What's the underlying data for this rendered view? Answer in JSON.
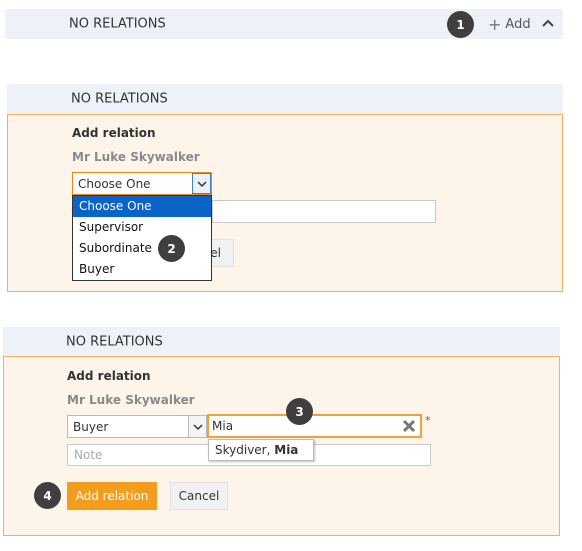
{
  "section1": {
    "title": "NO RELATIONS",
    "add_label": "Add",
    "step": "1"
  },
  "section2": {
    "title": "NO RELATIONS",
    "form_title": "Add relation",
    "person": "Mr Luke Skywalker",
    "select_value": "Choose One",
    "options": [
      "Choose One",
      "Supervisor",
      "Subordinate",
      "Buyer"
    ],
    "hidden_button_tail": "el",
    "step": "2"
  },
  "section3": {
    "title": "NO RELATIONS",
    "form_title": "Add relation",
    "person": "Mr Luke Skywalker",
    "select_value": "Buyer",
    "search_value": "Mia",
    "required_mark": "*",
    "suggestion_prefix": "Skydiver, ",
    "suggestion_match": "Mia",
    "note_placeholder": "Note",
    "add_button": "Add relation",
    "cancel_button": "Cancel",
    "step_search": "3",
    "step_add": "4"
  },
  "colors": {
    "accent": "#f49c1e",
    "panel_bg": "#fdf4ea",
    "header_bg": "#eef2f8",
    "selected_option": "#0a64c8"
  }
}
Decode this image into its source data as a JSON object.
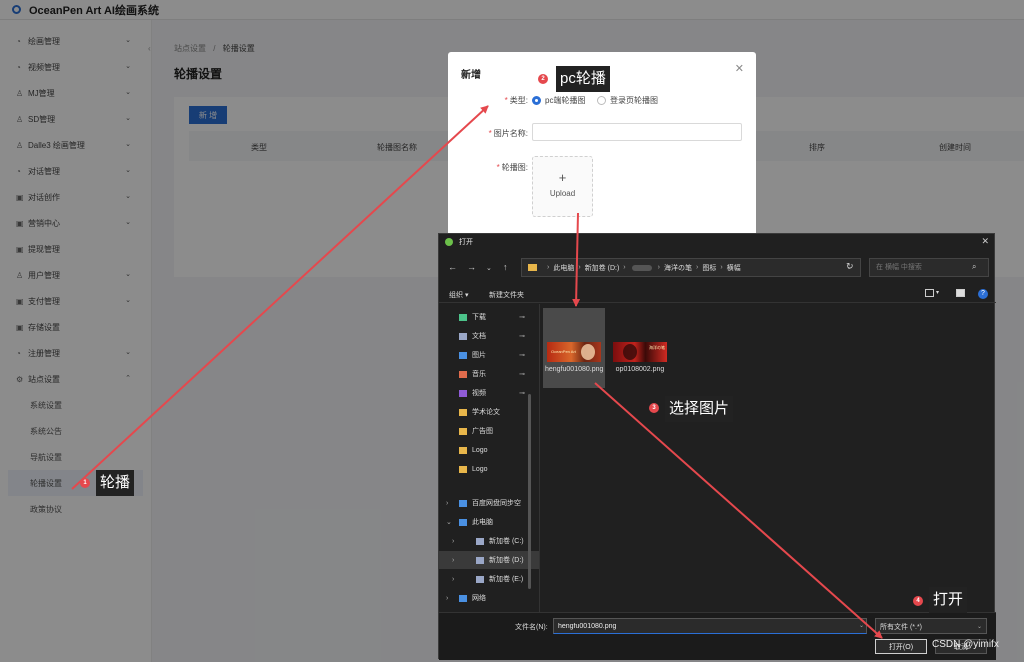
{
  "app": {
    "title": "OceanPen Art AI绘画系统",
    "sidebar": {
      "items": [
        {
          "icon": "◔",
          "label": "绘画管理",
          "expanded": false
        },
        {
          "icon": "◔",
          "label": "视频管理",
          "expanded": false
        },
        {
          "icon": "♙",
          "label": "MJ管理",
          "expanded": false
        },
        {
          "icon": "♙",
          "label": "SD管理",
          "expanded": false
        },
        {
          "icon": "♙",
          "label": "Dalle3 绘画管理",
          "expanded": false
        },
        {
          "icon": "◔",
          "label": "对话管理",
          "expanded": false
        },
        {
          "icon": "▣",
          "label": "对话创作",
          "expanded": false
        },
        {
          "icon": "▣",
          "label": "营销中心",
          "expanded": false
        },
        {
          "icon": "▣",
          "label": "提现管理",
          "expanded": null
        },
        {
          "icon": "♙",
          "label": "用户管理",
          "expanded": false
        },
        {
          "icon": "▣",
          "label": "支付管理",
          "expanded": false
        },
        {
          "icon": "▣",
          "label": "存储设置",
          "expanded": null
        },
        {
          "icon": "◔",
          "label": "注册管理",
          "expanded": false
        },
        {
          "icon": "⚙",
          "label": "站点设置",
          "expanded": true
        }
      ],
      "subitems": [
        {
          "label": "系统设置",
          "active": false
        },
        {
          "label": "系统公告",
          "active": false
        },
        {
          "label": "导航设置",
          "active": false
        },
        {
          "label": "轮播设置",
          "active": true
        },
        {
          "label": "政策协议",
          "active": false
        }
      ]
    },
    "breadcrumb": [
      "站点设置",
      "轮播设置"
    ],
    "page_title": "轮播设置",
    "add_button": "新 增",
    "table_columns": [
      "类型",
      "轮播图名称",
      "排序",
      "创建时间"
    ]
  },
  "dialog": {
    "title": "新增",
    "type_label": "类型:",
    "type_options": [
      {
        "label": "pc端轮播图",
        "selected": true
      },
      {
        "label": "登录页轮播图",
        "selected": false
      }
    ],
    "name_label": "图片名称:",
    "name_value": "",
    "image_label": "轮播图:",
    "upload_text": "Upload"
  },
  "file_dialog": {
    "title": "打开",
    "path": [
      "此电脑",
      "新加卷 (D:)",
      "海洋の笔",
      "图标",
      "横幅"
    ],
    "search_placeholder": "在 横幅 中搜索",
    "toolbar": {
      "organize": "组织 ▾",
      "new_folder": "新建文件夹"
    },
    "quick_access": [
      {
        "label": "下载",
        "pinned": true,
        "color": "#4cc38a"
      },
      {
        "label": "文档",
        "pinned": true,
        "color": "#9aa7c7"
      },
      {
        "label": "图片",
        "pinned": true,
        "color": "#4a90e2"
      },
      {
        "label": "音乐",
        "pinned": true,
        "color": "#e06b4c"
      },
      {
        "label": "视频",
        "pinned": true,
        "color": "#8f5bd6"
      },
      {
        "label": "学术论文",
        "pinned": false,
        "color": "#e8b64a"
      },
      {
        "label": "广告图",
        "pinned": false,
        "color": "#e8b64a"
      },
      {
        "label": "Logo",
        "pinned": false,
        "color": "#e8b64a"
      },
      {
        "label": "Logo",
        "pinned": false,
        "color": "#e8b64a"
      }
    ],
    "tree": [
      {
        "label": "百度网盘同步空",
        "arrow": "›",
        "indent": 0,
        "selected": false
      },
      {
        "label": "此电脑",
        "arrow": "⌄",
        "indent": 0,
        "selected": false
      },
      {
        "label": "新加卷 (C:)",
        "arrow": "›",
        "indent": 1,
        "selected": false
      },
      {
        "label": "新加卷 (D:)",
        "arrow": "›",
        "indent": 1,
        "selected": true
      },
      {
        "label": "新加卷 (E:)",
        "arrow": "›",
        "indent": 1,
        "selected": false
      },
      {
        "label": "网络",
        "arrow": "›",
        "indent": 0,
        "selected": false
      }
    ],
    "files": [
      {
        "name": "hengfu001080.png",
        "selected": true,
        "thumb_text": "OceanPen Art"
      },
      {
        "name": "op0108002.png",
        "selected": false,
        "thumb_text": "海洋の笔"
      }
    ],
    "filename_label": "文件名(N):",
    "filename_value": "hengfu001080.png",
    "filetype": "所有文件 (*.*)",
    "open_button": "打开(O)",
    "cancel_button": "取消"
  },
  "annotations": [
    {
      "step": "1",
      "text": "轮播"
    },
    {
      "step": "2",
      "text": "pc轮播"
    },
    {
      "step": "3",
      "text": "选择图片"
    },
    {
      "step": "4",
      "text": "打开"
    }
  ],
  "annotation_color": "#e5484d",
  "watermark": "CSDN @yimifx"
}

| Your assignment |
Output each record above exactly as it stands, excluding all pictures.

| Answer to this task |
What's the underlying data for this rendered view? Answer in JSON.
{
  "section1": {
    "title": "NO RELATIONS",
    "add_label": "Add",
    "step": "1"
  },
  "section2": {
    "title": "NO RELATIONS",
    "form_title": "Add relation",
    "person": "Mr Luke Skywalker",
    "select_value": "Choose One",
    "options": [
      "Choose One",
      "Supervisor",
      "Subordinate",
      "Buyer"
    ],
    "hidden_button_tail": "el",
    "step": "2"
  },
  "section3": {
    "title": "NO RELATIONS",
    "form_title": "Add relation",
    "person": "Mr Luke Skywalker",
    "select_value": "Buyer",
    "search_value": "Mia",
    "required_mark": "*",
    "suggestion_prefix": "Skydiver, ",
    "suggestion_match": "Mia",
    "note_placeholder": "Note",
    "add_button": "Add relation",
    "cancel_button": "Cancel",
    "step_search": "3",
    "step_add": "4"
  },
  "colors": {
    "accent": "#f49c1e",
    "panel_bg": "#fdf4ea",
    "header_bg": "#eef2f8",
    "selected_option": "#0a64c8"
  }
}
Decode this image into its source data as a JSON object.
{
  "app": {
    "title": "OceanPen Art AI绘画系统",
    "sidebar": {
      "items": [
        {
          "icon": "◔",
          "label": "绘画管理",
          "expanded": false
        },
        {
          "icon": "◔",
          "label": "视频管理",
          "expanded": false
        },
        {
          "icon": "♙",
          "label": "MJ管理",
          "expanded": false
        },
        {
          "icon": "♙",
          "label": "SD管理",
          "expanded": false
        },
        {
          "icon": "♙",
          "label": "Dalle3 绘画管理",
          "expanded": false
        },
        {
          "icon": "◔",
          "label": "对话管理",
          "expanded": false
        },
        {
          "icon": "▣",
          "label": "对话创作",
          "expanded": false
        },
        {
          "icon": "▣",
          "label": "营销中心",
          "expanded": false
        },
        {
          "icon": "▣",
          "label": "提现管理",
          "expanded": null
        },
        {
          "icon": "♙",
          "label": "用户管理",
          "expanded": false
        },
        {
          "icon": "▣",
          "label": "支付管理",
          "expanded": false
        },
        {
          "icon": "▣",
          "label": "存储设置",
          "expanded": null
        },
        {
          "icon": "◔",
          "label": "注册管理",
          "expanded": false
        },
        {
          "icon": "⚙",
          "label": "站点设置",
          "expanded": true
        }
      ],
      "subitems": [
        {
          "label": "系统设置",
          "active": false
        },
        {
          "label": "系统公告",
          "active": false
        },
        {
          "label": "导航设置",
          "active": false
        },
        {
          "label": "轮播设置",
          "active": true
        },
        {
          "label": "政策协议",
          "active": false
        }
      ]
    },
    "breadcrumb": [
      "站点设置",
      "轮播设置"
    ],
    "page_title": "轮播设置",
    "add_button": "新 增",
    "table_columns": [
      "类型",
      "轮播图名称",
      "排序",
      "创建时间"
    ]
  },
  "dialog": {
    "title": "新增",
    "type_label": "类型:",
    "type_options": [
      {
        "label": "pc端轮播图",
        "selected": true
      },
      {
        "label": "登录页轮播图",
        "selected": false
      }
    ],
    "name_label": "图片名称:",
    "name_value": "",
    "image_label": "轮播图:",
    "upload_text": "Upload"
  },
  "file_dialog": {
    "title": "打开",
    "path": [
      "此电脑",
      "新加卷 (D:)",
      "海洋の笔",
      "图标",
      "横幅"
    ],
    "search_placeholder": "在 横幅 中搜索",
    "toolbar": {
      "organize": "组织 ▾",
      "new_folder": "新建文件夹"
    },
    "quick_access": [
      {
        "label": "下载",
        "pinned": true,
        "color": "#4cc38a"
      },
      {
        "label": "文档",
        "pinned": true,
        "color": "#9aa7c7"
      },
      {
        "label": "图片",
        "pinned": true,
        "color": "#4a90e2"
      },
      {
        "label": "音乐",
        "pinned": true,
        "color": "#e06b4c"
      },
      {
        "label": "视频",
        "pinned": true,
        "color": "#8f5bd6"
      },
      {
        "label": "学术论文",
        "pinned": false,
        "color": "#e8b64a"
      },
      {
        "label": "广告图",
        "pinned": false,
        "color": "#e8b64a"
      },
      {
        "label": "Logo",
        "pinned": false,
        "color": "#e8b64a"
      },
      {
        "label": "Logo",
        "pinned": false,
        "color": "#e8b64a"
      }
    ],
    "tree": [
      {
        "label": "百度网盘同步空",
        "arrow": "›",
        "indent": 0,
        "selected": false
      },
      {
        "label": "此电脑",
        "arrow": "⌄",
        "indent": 0,
        "selected": false
      },
      {
        "label": "新加卷 (C:)",
        "arrow": "›",
        "indent": 1,
        "selected": false
      },
      {
        "label": "新加卷 (D:)",
        "arrow": "›",
        "indent": 1,
        "selected": true
      },
      {
        "label": "新加卷 (E:)",
        "arrow": "›",
        "indent": 1,
        "selected": false
      },
      {
        "label": "网络",
        "arrow": "›",
        "indent": 0,
        "selected": false
      }
    ],
    "files": [
      {
        "name": "hengfu001080.png",
        "selected": true,
        "thumb_text": "OceanPen Art"
      },
      {
        "name": "op0108002.png",
        "selected": false,
        "thumb_text": "海洋の笔"
      }
    ],
    "filename_label": "文件名(N):",
    "filename_value": "hengfu001080.png",
    "filetype": "所有文件 (*.*)",
    "open_button": "打开(O)",
    "cancel_button": "取消"
  },
  "annotations": [
    {
      "step": "1",
      "text": "轮播"
    },
    {
      "step": "2",
      "text": "pc轮播"
    },
    {
      "step": "3",
      "text": "选择图片"
    },
    {
      "step": "4",
      "text": "打开"
    }
  ],
  "annotation_color": "#e5484d",
  "watermark": "CSDN @yimifx"
}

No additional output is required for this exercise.